Here’s one indication for which potential MRI overutilization could stand to be curbed: predictive imaging of patients with slipped capital femoral epiphysis (SCFE), the most common hip disorder in adolescent boys (although girls can get it too).

Emergency docs advised to exercise caution with solo CT interpretation

Comparing CT interpretations made by emergency physicians with those from radiologists reading the same scans, researchers in Iran found an agreement rate of 68.2 percent, leading them to urge caution among emergency doctors who feel pressured to supply their own reads for critical cases in the absence of an on-call radiologist.

Ultrasound shows efficacy of carpal tunnel treatments

Patients injected with a steroidal anti-inflammatory for symptom relief of carpal tunnel syndrome are well-served by follow-up imaging with ultrasound to show whether or not the treatment is working, according to a small study published online in Skeletal Radiology.

Human + computer combination improves follow-through on radiology recommendations

Following a review of radiology reports and patient records that turned up glaring communications gaps over noncritical yet potentially serious findings, an urban academic medical center has invested in software and dedicated staff to close the gaps and cut the associated risks for harm.

Neuro MRI shows cost-effective cognitive tests best for monitoring Alzheimer’s

Older patients with mild cognitive impairment (MCI) marked mainly by memory loss are most accurately evaluated with intensive neuropsychological test batteries.

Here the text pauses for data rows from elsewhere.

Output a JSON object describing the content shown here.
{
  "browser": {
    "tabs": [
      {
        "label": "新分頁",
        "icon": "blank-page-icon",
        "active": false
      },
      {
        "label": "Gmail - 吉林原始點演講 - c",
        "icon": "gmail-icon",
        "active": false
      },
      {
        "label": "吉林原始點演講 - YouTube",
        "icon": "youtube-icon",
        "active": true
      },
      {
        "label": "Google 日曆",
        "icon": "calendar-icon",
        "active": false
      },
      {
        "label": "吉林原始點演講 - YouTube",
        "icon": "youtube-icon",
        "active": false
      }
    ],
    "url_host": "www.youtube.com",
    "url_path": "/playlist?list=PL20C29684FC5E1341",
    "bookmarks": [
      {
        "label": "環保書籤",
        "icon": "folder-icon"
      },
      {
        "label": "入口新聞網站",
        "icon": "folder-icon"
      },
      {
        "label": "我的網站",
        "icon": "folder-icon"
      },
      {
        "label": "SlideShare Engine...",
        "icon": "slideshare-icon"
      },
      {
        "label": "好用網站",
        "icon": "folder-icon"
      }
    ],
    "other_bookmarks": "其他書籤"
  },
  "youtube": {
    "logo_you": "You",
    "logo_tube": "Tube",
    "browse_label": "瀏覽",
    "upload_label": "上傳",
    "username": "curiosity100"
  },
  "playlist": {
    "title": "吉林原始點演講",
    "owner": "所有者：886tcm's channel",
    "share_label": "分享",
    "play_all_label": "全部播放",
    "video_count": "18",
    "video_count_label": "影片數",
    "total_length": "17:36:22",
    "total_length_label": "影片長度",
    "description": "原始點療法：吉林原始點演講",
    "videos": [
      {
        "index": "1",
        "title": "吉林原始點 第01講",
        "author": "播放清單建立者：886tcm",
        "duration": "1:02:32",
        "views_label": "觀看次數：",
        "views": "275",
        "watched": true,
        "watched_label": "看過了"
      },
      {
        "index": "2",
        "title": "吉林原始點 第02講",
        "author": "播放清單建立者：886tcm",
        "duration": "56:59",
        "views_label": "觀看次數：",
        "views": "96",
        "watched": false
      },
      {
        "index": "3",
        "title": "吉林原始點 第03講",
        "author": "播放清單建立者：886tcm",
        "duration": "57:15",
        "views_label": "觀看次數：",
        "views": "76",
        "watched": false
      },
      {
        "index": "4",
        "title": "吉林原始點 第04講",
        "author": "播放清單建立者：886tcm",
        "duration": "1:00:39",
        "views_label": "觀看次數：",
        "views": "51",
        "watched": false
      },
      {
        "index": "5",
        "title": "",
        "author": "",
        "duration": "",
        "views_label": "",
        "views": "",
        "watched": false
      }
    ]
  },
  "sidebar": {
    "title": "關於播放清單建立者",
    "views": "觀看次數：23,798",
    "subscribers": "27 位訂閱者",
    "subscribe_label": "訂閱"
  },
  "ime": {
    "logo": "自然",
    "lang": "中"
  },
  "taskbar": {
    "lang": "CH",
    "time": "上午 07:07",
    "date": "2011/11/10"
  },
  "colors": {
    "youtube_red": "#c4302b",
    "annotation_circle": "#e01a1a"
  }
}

However, if such mental decline progresses to full-on Alzheimer’s disease, the patients are better monitored with the quicker, less costly Mini-Mental State Examination (MMSE).

Ultrasound excels at surveilling larger pancreatic cysts

Transabdominal ultrasound is an excellent tool for follow-up imaging of larger cysts on or in the pancreas, although its performance falls off as surveilled known lesions decline in size, according to a study published online Aug. 1 in Abdominal Radiology.

Most incidental findings on trauma CT go uncaptured

As emergency CT has grown in use, incidental findings in trauma patients have multiplied. No surprise there, but a study conducted at a level-1 trauma center in New York City suggests that documentation of incidental findings may be seriously lacking, with obvious potential implications for follow-up care.

Ultrasound nets a qualified win in tennis-elbow contest

Pitting ultrasound against MRI at detecting and grading tears of the common extensor tendon in patients with chronic lateral epicondylitis—aka “tennis elbow”—researchers in Poland have found the former is fine at screening for high-grade tears. However, when any tear is clear on ultrasound, MRI should be considered to precisely assess the extent of the injury, they conclude.

Gastro bleeds give it up to multiphasic, multidetector CT

The source and cause of gastrointestinal bleeding can be notoriously difficult to pinpoint, but French researchers have found 64-slice multiphasic, multidetector CT up to the job. Diagnostic and Interventional Imaging published the team’s findings online June 25.